The story of the Optima Environment S.A. project is taken to create an IMD Case that will be studied in MBA programs such as Harvard.v Do you think that if you had done this program before launching this project, you could have led this company to success?
It's very difficult to answer, but I imagine yes. If I had done this program before, I'm convinced that we would have saved time. Leading a scientific research program to turn it into a business is complicated. Researchers are curious; they love research, but searching just for the sake of it is antithetical to the profit-seeking goal for the company. Application research is needed, which can lead to the development and commercialization of a product.
What message or advice would you like to give to our students who are considering embarking on entrepreneurship?

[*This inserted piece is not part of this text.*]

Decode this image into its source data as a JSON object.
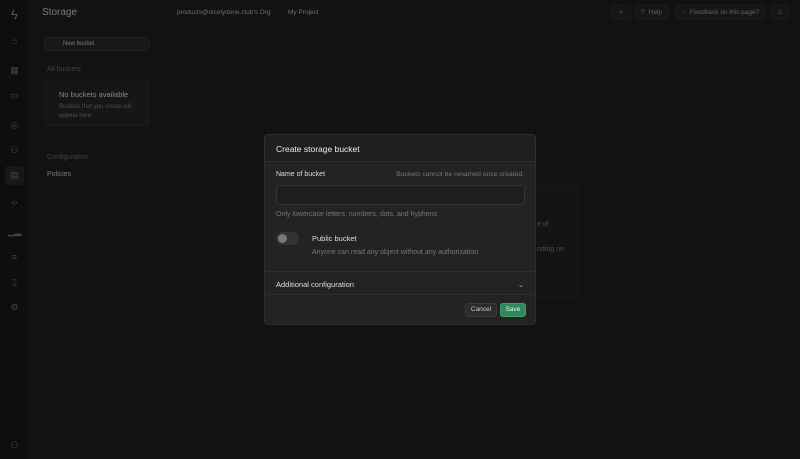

One is an entrepreneur or not. You shouldn't do it just for the status. I have a friend who failed because he wanted to become an entrepreneur at the age of 50, even though he had always worked for big companies, as if entrepreneur was the ultimate “position”. You need to have strong intellectual, emotional, and psychological resilience to not rely on a monthly salary. It's not for everyone. You have to be able to accept failure and uncertainties. If you feel a strong call of doing it, go for it.
Stay tuned for the next episode which will relate how Yann relaunched his career and his transition in Switzerland before he embarks on his new life in Shanghai.